As the passenger in the tandem scenario, when you get to the door, you don’t actually sit in the doorway, your instructor does that. You just hang outside the aircraft in your harness with your legs bent as far back under the fuselage as you can get them and your arms crossed over your chest…and you wait… and you grin… Then suddenly the whole world goes insane.
As we parted from the aircraft every sense, every instinct, every past experience of anything even remotely similar combined into a deafening roar of neurological white noise as my brain desperately tried to figure out what was going on and drew a massive blank! All I got was “FALLING” and “MORE ADRENALINE!!!” before it gave up and I gave myself over completely to whatever was about to happen. It was a straight shot of pure freedom, the most care free moment of my life. Then came the tap, tap on the shoulders and I put my arms out into the freefall position. Awesome doesn’t even begin to describe the sensation. 130mph straight down! It was the most intense, extreme, insane experience I’ve ever had. I couldn’t tell you how long it lasted; it felt like hours, it felt like the blink of an eye. All I know is I didn’t want it to end.
When the parachute was released I heard it flapping above us for a few seconds as it opened and I remember feeling a pang of disappointment, because it was over. I felt the deceleration immediately, but it wasn’t a sharp jolt like I’d been expecting, it was actually quite gentle. And then there we were, drifting around a mile above the earth, watching an airliner fly by in the distance below us. I looked down and smiled at the 6000ft of nothing between the soles of my feet and the ground and put my arms out, like the wings of a bird, to fly. This wasn’t over by any stretch! It was so quiet, no cars going past, no city din, no people jabbering, nothing, just silence and an incredible sense of peace. I could have stayed up there for hours.
It was only when I looked down from about thirty feet that I realised just how quickly the ground was getting closer. Before that I hadn’t even noticed it was getting any closer. I suppose logically I knew it was, it had to be, but up to that point it had been sly about it, sneaking up when I wasn’t looking. Then right at the last minute it charged at us!
And suddenly there I was, sitting on the ground. The touchdown was so soft I didn’t even feel it. I just found myself sitting there on the grass like I’d woken up from a dream!

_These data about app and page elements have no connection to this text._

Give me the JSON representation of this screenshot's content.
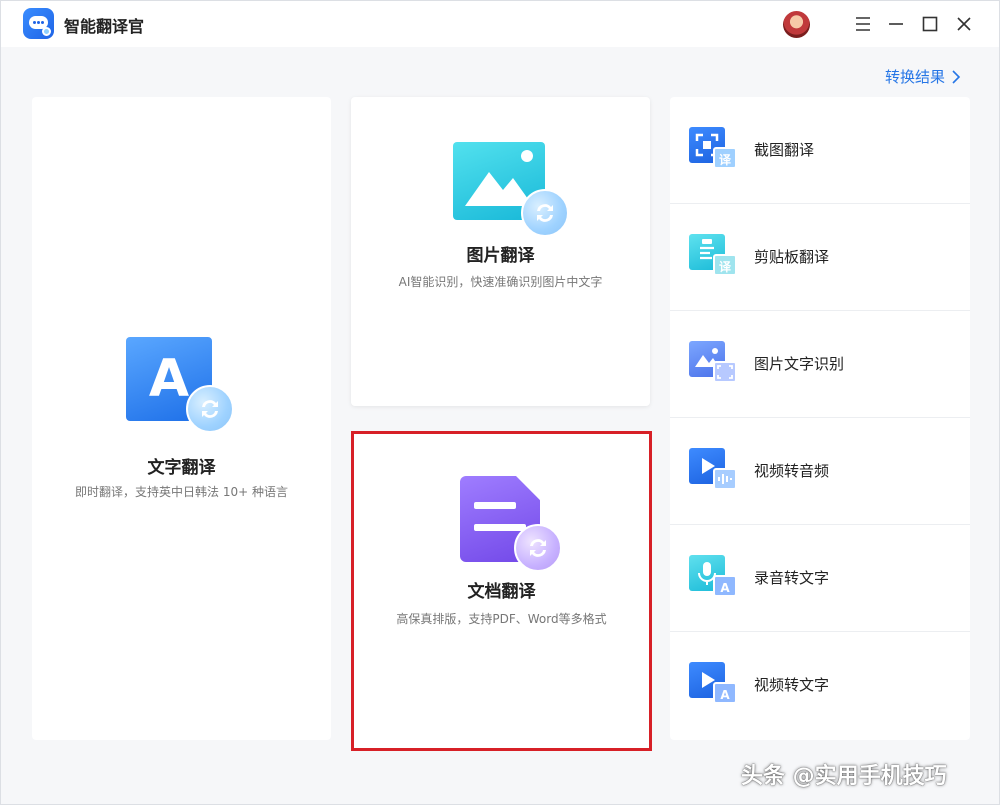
{
  "app": {
    "title": "智能翻译官"
  },
  "header": {
    "result_link": "转换结果"
  },
  "cards": {
    "text": {
      "title": "文字翻译",
      "desc": "即时翻译，支持英中日韩法 10+ 种语言",
      "icon_letter": "A"
    },
    "image": {
      "title": "图片翻译",
      "desc": "AI智能识别，快速准确识别图片中文字"
    },
    "doc": {
      "title": "文档翻译",
      "desc": "高保真排版，支持PDF、Word等多格式"
    }
  },
  "tools": [
    {
      "label": "截图翻译",
      "badge": "译",
      "icon": "screenshot-translate-icon"
    },
    {
      "label": "剪贴板翻译",
      "badge": "译",
      "icon": "clipboard-translate-icon"
    },
    {
      "label": "图片文字识别",
      "badge": "",
      "icon": "image-ocr-icon"
    },
    {
      "label": "视频转音频",
      "badge": "",
      "icon": "video-to-audio-icon"
    },
    {
      "label": "录音转文字",
      "badge": "A",
      "icon": "audio-to-text-icon"
    },
    {
      "label": "视频转文字",
      "badge": "A",
      "icon": "video-to-text-icon"
    }
  ],
  "watermark": "头条 @实用手机技巧",
  "colors": {
    "accent": "#2676e6",
    "highlight_border": "#d72027",
    "image_icon": "#18b8d8",
    "doc_icon": "#7248e8"
  }
}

It was only when I stood up that I realised that my entire blood supply had been replaced by adrenaline! From that point on I was in a jabbering daze. The journey back to Liverpool didn’t even register, not even the screaming family on the train. When I walked out of Lime Street station four hours later I still couldn’t stop looking up at the sky. It had been the perfect way to see out the old year! Tomorrow a new year in my life would begin and I’d celebrate that by sailing to Belfast on the Pelican. I thought about going home, packing and getting an early night, but there was no way this day could end like that! I’d just jumped out of a plane and fallen two and a half miles, tomorrow was my birthday and there was a sea shanty festival on at the Baltic Fleet! I could hear the pub’s soft voice calling and I answered with a grin.